Eliminate filler words. Verbal fillers such as “um,” “er,” “okay,” and “like,” and even intensifiers such as“really” and “very,” serve a purpose in a presentation: They fill up empty space and let the speaker’s mind catch up to what he’s saying. The problem is, they get in the way of your message, they steal valuable time, and, well, they sound dumb. To maximize your presentation content and improve the narrative flow, you must eliminate these verbal crutches. It can be difficult to do this, since you may not recognize that you’re using them, so don’t hesitate to enlist a friend or coach to help you identify your use of filler words so you can work toward eliminating them. At the very least, record yourself speaking and listen carefully to the playback, so you can find and trim away the fillers.
Good speaking skills are imperative for any presenter—not just for delivering information, but for engaging the audience’s attention, as well. Poor speaking skills distract the listener, making them less receptive to your message and limiting its effectiveness. So think about these vocal tips and put them into play as necessary. Remember: Your ultimate goal is to help your listeners believe what you’re saying, remember what you said, be inspired by it, and go forth and do something about it!

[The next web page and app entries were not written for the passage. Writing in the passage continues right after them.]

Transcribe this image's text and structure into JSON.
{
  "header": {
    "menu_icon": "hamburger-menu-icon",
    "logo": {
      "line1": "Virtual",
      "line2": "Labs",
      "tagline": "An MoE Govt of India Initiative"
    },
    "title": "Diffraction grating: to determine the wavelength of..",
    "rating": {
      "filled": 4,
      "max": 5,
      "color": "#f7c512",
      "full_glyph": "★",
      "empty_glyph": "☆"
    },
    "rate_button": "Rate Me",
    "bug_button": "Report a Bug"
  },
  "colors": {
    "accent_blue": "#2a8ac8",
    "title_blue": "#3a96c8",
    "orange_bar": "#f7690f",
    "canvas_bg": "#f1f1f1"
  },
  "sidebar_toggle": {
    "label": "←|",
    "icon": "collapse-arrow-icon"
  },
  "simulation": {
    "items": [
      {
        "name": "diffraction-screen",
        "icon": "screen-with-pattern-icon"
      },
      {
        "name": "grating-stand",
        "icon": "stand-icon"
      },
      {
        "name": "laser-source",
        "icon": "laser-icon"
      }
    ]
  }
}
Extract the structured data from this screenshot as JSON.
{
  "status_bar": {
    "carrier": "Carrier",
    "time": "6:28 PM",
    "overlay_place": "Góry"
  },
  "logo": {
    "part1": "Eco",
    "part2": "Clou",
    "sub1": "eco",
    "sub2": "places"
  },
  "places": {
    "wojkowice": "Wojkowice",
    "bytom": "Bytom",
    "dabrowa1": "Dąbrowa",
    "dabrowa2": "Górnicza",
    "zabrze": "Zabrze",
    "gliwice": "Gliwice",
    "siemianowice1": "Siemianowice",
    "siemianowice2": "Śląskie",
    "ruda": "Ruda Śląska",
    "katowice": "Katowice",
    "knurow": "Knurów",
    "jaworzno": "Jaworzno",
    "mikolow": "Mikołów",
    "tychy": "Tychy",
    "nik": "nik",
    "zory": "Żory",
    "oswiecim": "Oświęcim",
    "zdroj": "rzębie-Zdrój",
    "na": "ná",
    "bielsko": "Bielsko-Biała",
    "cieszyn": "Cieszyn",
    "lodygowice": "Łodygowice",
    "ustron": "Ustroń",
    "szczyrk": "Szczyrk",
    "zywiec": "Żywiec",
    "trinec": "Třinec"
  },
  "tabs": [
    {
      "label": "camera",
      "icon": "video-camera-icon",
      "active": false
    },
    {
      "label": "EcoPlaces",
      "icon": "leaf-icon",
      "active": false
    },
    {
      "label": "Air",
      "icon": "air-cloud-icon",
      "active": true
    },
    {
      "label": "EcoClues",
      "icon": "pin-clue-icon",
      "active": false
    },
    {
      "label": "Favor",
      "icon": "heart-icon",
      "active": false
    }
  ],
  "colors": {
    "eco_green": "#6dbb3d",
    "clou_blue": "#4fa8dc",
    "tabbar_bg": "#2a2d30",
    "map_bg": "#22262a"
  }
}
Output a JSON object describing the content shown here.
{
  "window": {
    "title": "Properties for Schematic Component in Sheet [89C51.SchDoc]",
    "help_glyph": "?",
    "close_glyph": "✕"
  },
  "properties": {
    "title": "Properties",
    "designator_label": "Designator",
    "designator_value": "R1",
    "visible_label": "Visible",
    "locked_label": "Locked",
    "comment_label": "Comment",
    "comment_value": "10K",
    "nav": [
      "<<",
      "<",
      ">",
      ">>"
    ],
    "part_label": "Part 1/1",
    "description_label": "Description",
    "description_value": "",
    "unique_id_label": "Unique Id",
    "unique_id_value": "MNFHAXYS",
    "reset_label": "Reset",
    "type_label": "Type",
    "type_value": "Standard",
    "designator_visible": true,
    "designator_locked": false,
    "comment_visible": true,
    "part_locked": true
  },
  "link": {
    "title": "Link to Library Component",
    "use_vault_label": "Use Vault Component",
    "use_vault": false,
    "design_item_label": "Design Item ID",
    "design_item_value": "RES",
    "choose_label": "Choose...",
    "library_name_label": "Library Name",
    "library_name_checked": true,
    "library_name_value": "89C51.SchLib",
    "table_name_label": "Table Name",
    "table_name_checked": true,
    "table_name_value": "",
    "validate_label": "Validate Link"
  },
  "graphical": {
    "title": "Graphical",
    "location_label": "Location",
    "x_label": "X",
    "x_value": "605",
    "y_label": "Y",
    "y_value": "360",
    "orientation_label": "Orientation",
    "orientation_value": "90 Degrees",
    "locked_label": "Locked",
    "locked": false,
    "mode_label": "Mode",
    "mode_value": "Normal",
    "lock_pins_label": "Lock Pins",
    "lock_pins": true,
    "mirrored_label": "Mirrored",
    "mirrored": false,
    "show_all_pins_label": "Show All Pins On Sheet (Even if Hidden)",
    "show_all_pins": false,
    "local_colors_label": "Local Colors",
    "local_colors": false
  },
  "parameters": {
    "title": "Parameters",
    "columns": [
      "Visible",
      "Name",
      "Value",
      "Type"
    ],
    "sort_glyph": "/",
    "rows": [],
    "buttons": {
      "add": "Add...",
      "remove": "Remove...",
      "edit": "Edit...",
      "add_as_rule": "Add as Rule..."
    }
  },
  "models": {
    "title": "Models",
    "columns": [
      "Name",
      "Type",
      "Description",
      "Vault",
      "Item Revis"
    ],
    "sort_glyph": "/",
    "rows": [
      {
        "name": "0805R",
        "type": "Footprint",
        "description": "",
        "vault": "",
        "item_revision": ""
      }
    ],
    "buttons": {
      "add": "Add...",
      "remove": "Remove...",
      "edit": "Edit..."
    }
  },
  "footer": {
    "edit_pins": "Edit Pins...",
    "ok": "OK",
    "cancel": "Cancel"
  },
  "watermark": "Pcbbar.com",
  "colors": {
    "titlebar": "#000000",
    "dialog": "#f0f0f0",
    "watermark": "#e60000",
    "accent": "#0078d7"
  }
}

Laura Stack has consulted with Fortune 500 corporations for nearly 20 years in the field of personal productivity and is the best-selling author of several books, including “Supercompetent.” She is a Certified Speaking Professional (CSP) and the 2011-2012 president of the National Speakers Association (NSA). Stack’s productivity-improvement programs have been used worldwide at companies such as Starbucks, Wal-Mart, Cisco Systems, and Bank of America. She is the creator of The Productivity Pro planner by Day-Timer. For more information, visit www.TheProductivityPro.comor www.NSAspeaker.org.